There are those of you who may find “scheduling” social media impersonal and disengaging, yet as someone who monitors multiple social streams everyday, I can’t fathom not scheduling social media. I have now even set up minor social media scheduling for my personal tweets as well. I’ve experimented with and tried out various modes of scheduling on all types of social media. In any case, there are definite pros and cons to scheduling and not all social networks are meant for scheduling. Here, I will rundown my recommendations for each one as it pertains to business.
|Yes||I had the chance to read a fascinating chapter from the unreleased book: The Science of Marketing. It basically stated that the ideal tweets a day are “22”. Given the timeline changes so quickly, I recommend scheduling tweets (heavy on the links) evenly throughout the day or during your desired time zone. I use Hootsuite, Buffer, and Batch.me to schedule tweets.|
|Facebook (page)||Yes||I would recommend scheduling a maximum of 3 posts. Generally, people check Facebook first thing in the morning, lunch time, 3 pm and after dinner. This will require some testing as it varies based on your target market’s Facebook habits. Facebook works well, if you do some paid ads or promoted posts (more on this later). I use Facebook (native) and buffer to schedule posts, although I usually post in real time since it’s less frequent.|
|Tumblr||No||I have tried “queuing” 10 Tumblr posts throughout the day. But, I realized that Tumblr is a community that does bursts of sharing vs. queuing throughout the day. They’re more likely to engage when they see 5 to 10 of your posts all at once vs. 1 every hour.|
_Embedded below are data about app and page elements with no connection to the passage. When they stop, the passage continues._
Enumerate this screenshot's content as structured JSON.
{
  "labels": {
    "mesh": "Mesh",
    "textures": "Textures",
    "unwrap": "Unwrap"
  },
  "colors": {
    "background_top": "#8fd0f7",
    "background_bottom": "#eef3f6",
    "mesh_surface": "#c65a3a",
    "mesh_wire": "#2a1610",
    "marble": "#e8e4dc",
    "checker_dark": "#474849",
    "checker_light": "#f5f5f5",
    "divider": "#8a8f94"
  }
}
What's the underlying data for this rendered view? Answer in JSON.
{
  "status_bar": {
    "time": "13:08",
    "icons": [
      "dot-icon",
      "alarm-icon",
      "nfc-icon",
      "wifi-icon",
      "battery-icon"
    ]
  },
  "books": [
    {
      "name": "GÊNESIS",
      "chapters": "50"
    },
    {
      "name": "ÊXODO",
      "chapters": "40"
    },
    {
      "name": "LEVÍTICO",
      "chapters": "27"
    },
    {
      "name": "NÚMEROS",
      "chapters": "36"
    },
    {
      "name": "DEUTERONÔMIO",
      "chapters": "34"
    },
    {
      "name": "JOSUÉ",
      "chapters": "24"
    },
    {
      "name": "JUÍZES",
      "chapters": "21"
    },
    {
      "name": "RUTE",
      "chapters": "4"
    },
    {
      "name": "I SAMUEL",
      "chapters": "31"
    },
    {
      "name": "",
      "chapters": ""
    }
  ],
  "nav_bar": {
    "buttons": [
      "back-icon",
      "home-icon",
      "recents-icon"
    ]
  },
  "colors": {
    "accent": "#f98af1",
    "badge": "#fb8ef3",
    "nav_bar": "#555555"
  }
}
|Blog||Yes||Your blog should be scheduled since you’re probably only blogging at maximum 5 times a week. (Wow if you are!) This will again depend on testing and figuring out when your target market likes to read your content, start with common sense times like Facebook posting.|
|No||There are a few Pinterest scheduling tools that exist like “Pinerly” but for some reason you have to pay to schedule; you can do up to 3 for free. Like Tumblr, the community is built on bursts of sharing so I don’t really see the point of scheduling. Alternatively, you can create a board that is shared with a bunch of people who will post various times a day.|
|Can’t||You have to do this manually|
You have to do this manually, in fact Google plus discourages third party posting.
While I do cross promote content from Pinterest/Tumblr to Twitter and Instagram to Facebook etc., I treat each social network as its own community. What I mean by this is I don‘t just schedule and forget about it, I ensure I check each feed for engagement and analytics.
This leads to two more topics: analyzing the behavior of each network to figure out which one works for your business and how to best analyze and find insight around what‘s working and whats not working. These two posts coming up next! Stay tuned.